By 11 a.m., he’d responded to nearly a half dozen calls. And in just the 10 minutes it took him to load a 2004 Chrysler Pacifica onto his flatbed truck his sixth call of the day — two more calls had already poured in.
But while Tuesday was cold — the conditions were nothing compared to when he worked through the infamous “Snowmageddon” storms hauling stranded motorists out of bad places in knee — sometimes hip deep — snow, he said.
“Those were tough times,” said the 11-year veteran of hauling and towing. “But today? Very cold and very busy.”
It took more than 60 hours, but the temperature in Minneapolis-St. Paul finally inched above zero for the first time since Saturday night:
With a 1pm temp of +2 degs at MSP, the run of consecutive hours below zero has come to an end at approximately 62 hours (started 11pm sat)
— NWS Twin Cities (@NWSTwinCities) January 7, 2014
Dozens of rooms at George Washington Hospital were flooded by water that leaked due to the cold, the hospital said Tuesday.
Leaking pipes on the hospital’s fourth and sixth floors caused flooding that wound up impacting 33 patient rooms at around 11:30 a.m., hospital spokesman Steven Taubenkibel wrote in an e-mail to media members. The hospital moved 23 patients to other rooms in the hospital as a result.
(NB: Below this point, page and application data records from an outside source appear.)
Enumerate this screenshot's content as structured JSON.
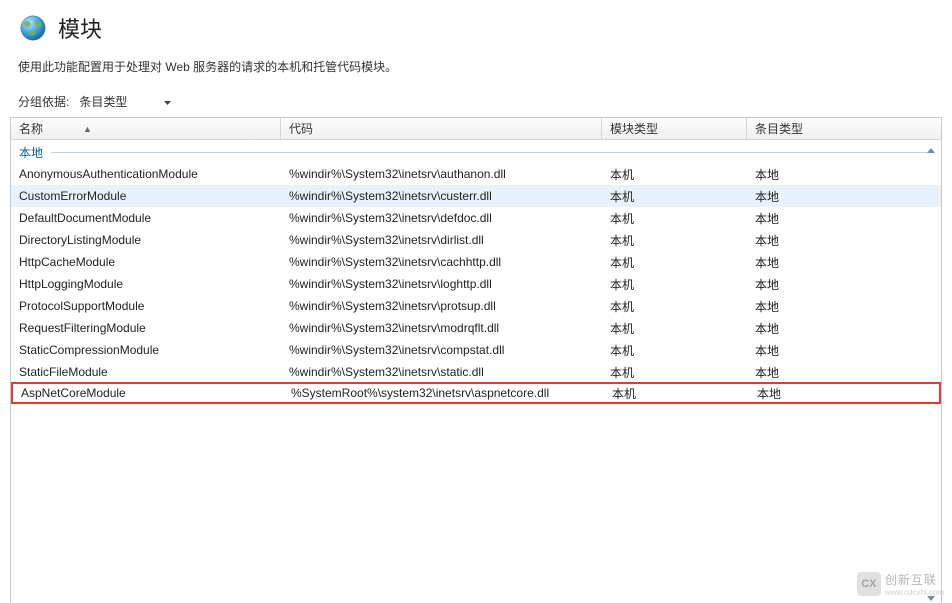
{
  "header": {
    "title": "模块",
    "subtitle": "使用此功能配置用于处理对 Web 服务器的请求的本机和托管代码模块。"
  },
  "toolbar": {
    "group_by_label": "分组依据:",
    "dropdown_value": "条目类型"
  },
  "columns": {
    "name": "名称",
    "code": "代码",
    "module_type": "模块类型",
    "entry_type": "条目类型"
  },
  "group": {
    "label": "本地"
  },
  "rows": [
    {
      "name": "AnonymousAuthenticationModule",
      "code": "%windir%\\System32\\inetsrv\\authanon.dll",
      "module_type": "本机",
      "entry_type": "本地",
      "highlight": false,
      "hover": false
    },
    {
      "name": "CustomErrorModule",
      "code": "%windir%\\System32\\inetsrv\\custerr.dll",
      "module_type": "本机",
      "entry_type": "本地",
      "highlight": false,
      "hover": true
    },
    {
      "name": "DefaultDocumentModule",
      "code": "%windir%\\System32\\inetsrv\\defdoc.dll",
      "module_type": "本机",
      "entry_type": "本地",
      "highlight": false,
      "hover": false
    },
    {
      "name": "DirectoryListingModule",
      "code": "%windir%\\System32\\inetsrv\\dirlist.dll",
      "module_type": "本机",
      "entry_type": "本地",
      "highlight": false,
      "hover": false
    },
    {
      "name": "HttpCacheModule",
      "code": "%windir%\\System32\\inetsrv\\cachhttp.dll",
      "module_type": "本机",
      "entry_type": "本地",
      "highlight": false,
      "hover": false
    },
    {
      "name": "HttpLoggingModule",
      "code": "%windir%\\System32\\inetsrv\\loghttp.dll",
      "module_type": "本机",
      "entry_type": "本地",
      "highlight": false,
      "hover": false
    },
    {
      "name": "ProtocolSupportModule",
      "code": "%windir%\\System32\\inetsrv\\protsup.dll",
      "module_type": "本机",
      "entry_type": "本地",
      "highlight": false,
      "hover": false
    },
    {
      "name": "RequestFilteringModule",
      "code": "%windir%\\System32\\inetsrv\\modrqflt.dll",
      "module_type": "本机",
      "entry_type": "本地",
      "highlight": false,
      "hover": false
    },
    {
      "name": "StaticCompressionModule",
      "code": "%windir%\\System32\\inetsrv\\compstat.dll",
      "module_type": "本机",
      "entry_type": "本地",
      "highlight": false,
      "hover": false
    },
    {
      "name": "StaticFileModule",
      "code": "%windir%\\System32\\inetsrv\\static.dll",
      "module_type": "本机",
      "entry_type": "本地",
      "highlight": false,
      "hover": false
    },
    {
      "name": "AspNetCoreModule",
      "code": "%SystemRoot%\\system32\\inetsrv\\aspnetcore.dll",
      "module_type": "本机",
      "entry_type": "本地",
      "highlight": true,
      "hover": false
    }
  ],
  "watermark": {
    "brand": "创新互联",
    "url": "www.cdcxhl.com",
    "logo_text": "CX"
  }
}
The hospital remains open and all elective surgical procedures, the cardiac catheter lab and radiology procedures are continuing normally, Taubenkibel said.
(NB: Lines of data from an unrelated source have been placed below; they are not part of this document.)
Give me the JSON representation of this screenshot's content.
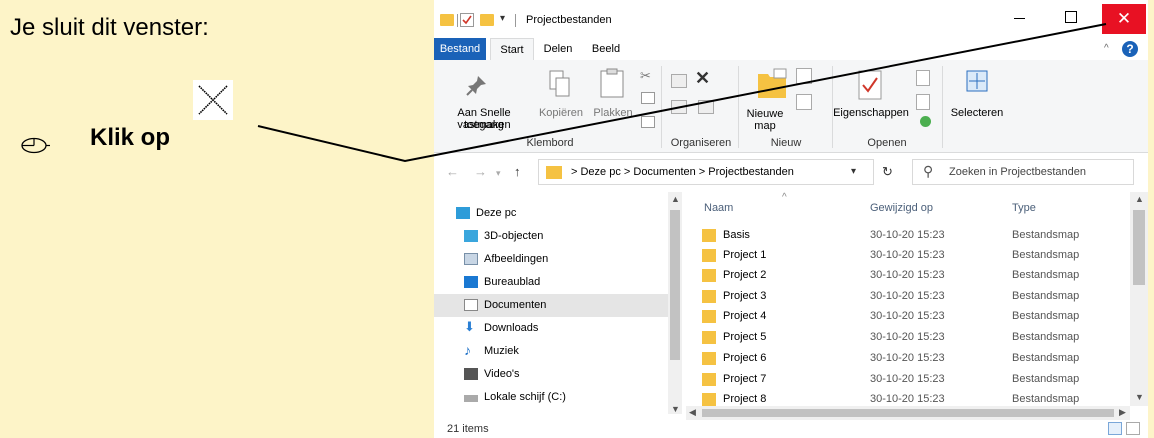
{
  "instruction": {
    "title": "Je sluit dit venster:",
    "action_text": "Klik op",
    "mouse_icon": "mouse-icon",
    "close_glyph": "×"
  },
  "window": {
    "title": "Projectbestanden",
    "close_glyph": "✕",
    "tabs": [
      "Bestand",
      "Start",
      "Delen",
      "Beeld"
    ],
    "active_tab": "Start",
    "help_glyph": "?",
    "accent_color": "#1a62b8",
    "close_color": "#e81123"
  },
  "ribbon": {
    "pin_label_1": "Aan Snelle toegang",
    "pin_label_2": "vastmaken",
    "copy_label": "Kopiëren",
    "paste_label": "Plakken",
    "new_folder_label_1": "Nieuwe",
    "new_folder_label_2": "map",
    "properties_label": "Eigenschappen",
    "select_label": "Selecteren",
    "groups": [
      "Klembord",
      "Organiseren",
      "Nieuw",
      "Openen"
    ]
  },
  "address": {
    "path": "> Deze pc  >  Documenten  >  Projectbestanden",
    "search_placeholder": "Zoeken in Projectbestanden"
  },
  "nav": {
    "items": [
      {
        "label": "Deze pc",
        "icon": "pc-icon"
      },
      {
        "label": "3D-objecten",
        "icon": "cube-icon"
      },
      {
        "label": "Afbeeldingen",
        "icon": "pictures-icon"
      },
      {
        "label": "Bureaublad",
        "icon": "desktop-icon"
      },
      {
        "label": "Documenten",
        "icon": "documents-icon",
        "selected": true
      },
      {
        "label": "Downloads",
        "icon": "download-icon"
      },
      {
        "label": "Muziek",
        "icon": "music-icon"
      },
      {
        "label": "Video's",
        "icon": "video-icon"
      },
      {
        "label": "Lokale schijf (C:)",
        "icon": "drive-icon"
      }
    ]
  },
  "files": {
    "columns": [
      "Naam",
      "Gewijzigd op",
      "Type"
    ],
    "rows": [
      {
        "name": "Basis",
        "date": "30-10-20 15:23",
        "type": "Bestandsmap"
      },
      {
        "name": "Project 1",
        "date": "30-10-20 15:23",
        "type": "Bestandsmap"
      },
      {
        "name": "Project 2",
        "date": "30-10-20 15:23",
        "type": "Bestandsmap"
      },
      {
        "name": "Project 3",
        "date": "30-10-20 15:23",
        "type": "Bestandsmap"
      },
      {
        "name": "Project 4",
        "date": "30-10-20 15:23",
        "type": "Bestandsmap"
      },
      {
        "name": "Project 5",
        "date": "30-10-20 15:23",
        "type": "Bestandsmap"
      },
      {
        "name": "Project 6",
        "date": "30-10-20 15:23",
        "type": "Bestandsmap"
      },
      {
        "name": "Project 7",
        "date": "30-10-20 15:23",
        "type": "Bestandsmap"
      },
      {
        "name": "Project 8",
        "date": "30-10-20 15:23",
        "type": "Bestandsmap"
      }
    ]
  },
  "status": {
    "items_text": "21 items"
  }
}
Family members of the patients who were moved are being called, but any patients with other questions can call 202-715-4000 or 202-715-4194.
A construction worker, who identified himself only as Jason, stood outside a set of tinted glass doors and took a drag off of a cigarette.
The spot where he stood was the unofficial smoking area for his work site, an unfinished glass box of a building that is part of the massive City Center project in downtown Washington. A few feet from Jason, another worker in a white hard hat named Shane stood with one hand shoved in a pants pocket and the other one holding a lit cigarette.
They said they are used to working — and smoking — outside in harsh conditions.
“You can deal with rain,” Jason said. But wind chills in the low single digits, they agreed, dictated restraint. ”This is probably the last time we will come out,” Shane said.
Usually, Jason said, he would smoke five cigarettes a day. Today, he would probably smoke only two. Did standing in the freezing cold make them want to quit? They shook their heads. Without looking down, Jason dropped his cigarette and ground it with his foot.
“Quitting doesn’t cross my mind,” he said.
— Annys Shin